In the 1980s, research suddenly ceased when the drug became illegal. It wasn’t until 2010 that clinical trials once again began. Early results have been extremely positive, leading to worldwide recognition and easing of restrictions.
Many privatized organizations around the world started recognizing psychedelics treatment as a potential alternative option for treating common mental health issues, including PTSD. Trials eventually started advancing from Phase 1 to Phase 2, and, finally, into Phase 3, where they currently sit.
MDMA Therapy And PTSD Today
The Multidisciplinary Association for Psychedelic Studies (MAPS), received a grant from the FDA in 2019 to advance into Phase 3 trials, and has designated MDMA therapy for PTSD as a Breakthrough Therapy. The two organizations came to an agreement on Phase 3 protocol designs following a rigorous Special Protocol Assessment (SPA) process.
Phase 3 trials should be complete by the end of 2022, and MAPS is undertaking a plan to make MDMA therapy an FDA-approved prescription treatment by 2023.

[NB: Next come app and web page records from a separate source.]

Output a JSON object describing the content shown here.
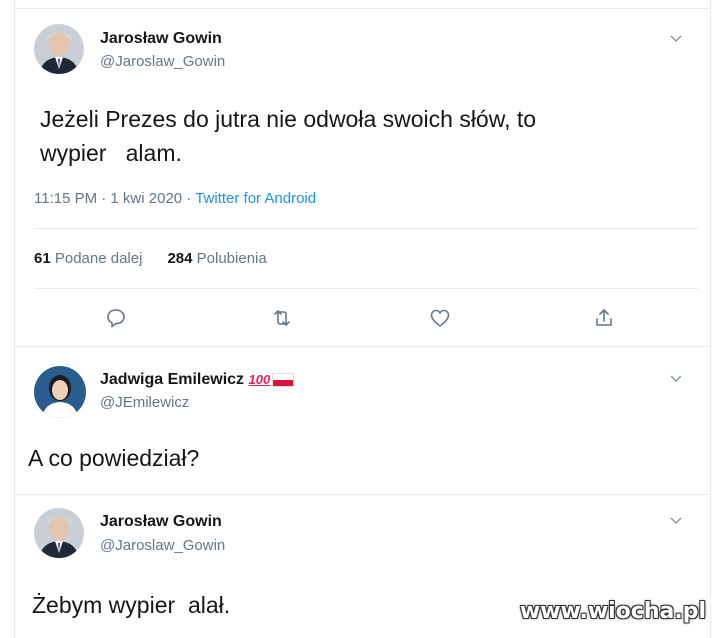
{
  "tweet1": {
    "name": "Jarosław Gowin",
    "handle": "@Jaroslaw_Gowin",
    "text_line1": "Jeżeli Prezes do jutra nie odwoła swoich słów, to",
    "text_line2_a": "wypier",
    "text_line2_b": "alam.",
    "time": "11:15 PM · 1 kwi 2020 · ",
    "source": "Twitter for Android",
    "retweets_count": "61",
    "retweets_label": "Podane dalej",
    "likes_count": "284",
    "likes_label": "Polubienia",
    "actions": [
      "reply-icon",
      "retweet-icon",
      "like-icon",
      "share-icon"
    ]
  },
  "tweet2": {
    "name": "Jadwiga Emilewicz",
    "badge_100": "100",
    "handle": "@JEmilewicz",
    "text": "A co powiedział?"
  },
  "tweet3": {
    "name": "Jarosław Gowin",
    "handle": "@Jaroslaw_Gowin",
    "text_a": "Żebym wypier",
    "text_b": "alał."
  },
  "watermark": "www.wiocha.pl",
  "colors": {
    "link": "#1b95e0",
    "secondary": "#657786",
    "divider": "#e6ecf0"
  }
}
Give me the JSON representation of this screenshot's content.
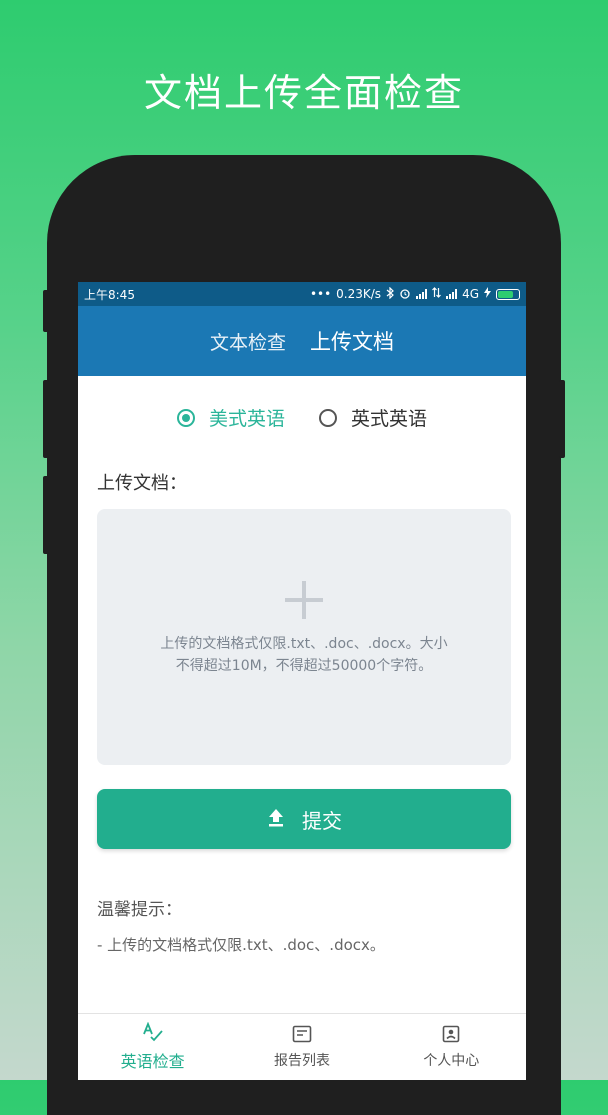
{
  "promo": {
    "title": "文档上传全面检查"
  },
  "status_bar": {
    "time": "上午8:45",
    "dots": "•••",
    "speed": "0.23K/s",
    "network": "4G"
  },
  "header": {
    "tabs": [
      {
        "label": "文本检查",
        "active": false
      },
      {
        "label": "上传文档",
        "active": true
      }
    ]
  },
  "language": {
    "options": [
      {
        "label": "美式英语",
        "selected": true
      },
      {
        "label": "英式英语",
        "selected": false
      }
    ]
  },
  "upload": {
    "label": "上传文档：",
    "hint": "上传的文档格式仅限.txt、.doc、.docx。大小不得超过10M，不得超过50000个字符。"
  },
  "submit": {
    "label": "提交"
  },
  "tips": {
    "title": "温馨提示：",
    "item": "- 上传的文档格式仅限.txt、.doc、.docx。"
  },
  "bottom_nav": {
    "items": [
      {
        "label": "英语检查",
        "active": true,
        "icon": "spellcheck-icon"
      },
      {
        "label": "报告列表",
        "active": false,
        "icon": "report-icon"
      },
      {
        "label": "个人中心",
        "active": false,
        "icon": "profile-icon"
      }
    ]
  },
  "colors": {
    "accent": "#22ae8e",
    "header": "#1b78b4",
    "status_bar": "#0e5b88",
    "background_top": "#2ecc6f"
  }
}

With positive results from clinical trials, the outlook is strong that some sort of MDMA treatment will be legal in the USA and beyond within the next few years. MDMA therapy is also a cheaper option than current treatment sessions and medications. Therefore, making it accessible to those looking to treat PTSD, but simply cannot afford the existing treatment, is critical.
Current PTSD treatment has not changed drastically in recent years. With MDMA clinical trials showing positive results, it would be hard to imagine it does not become an alternative treatment in the near future.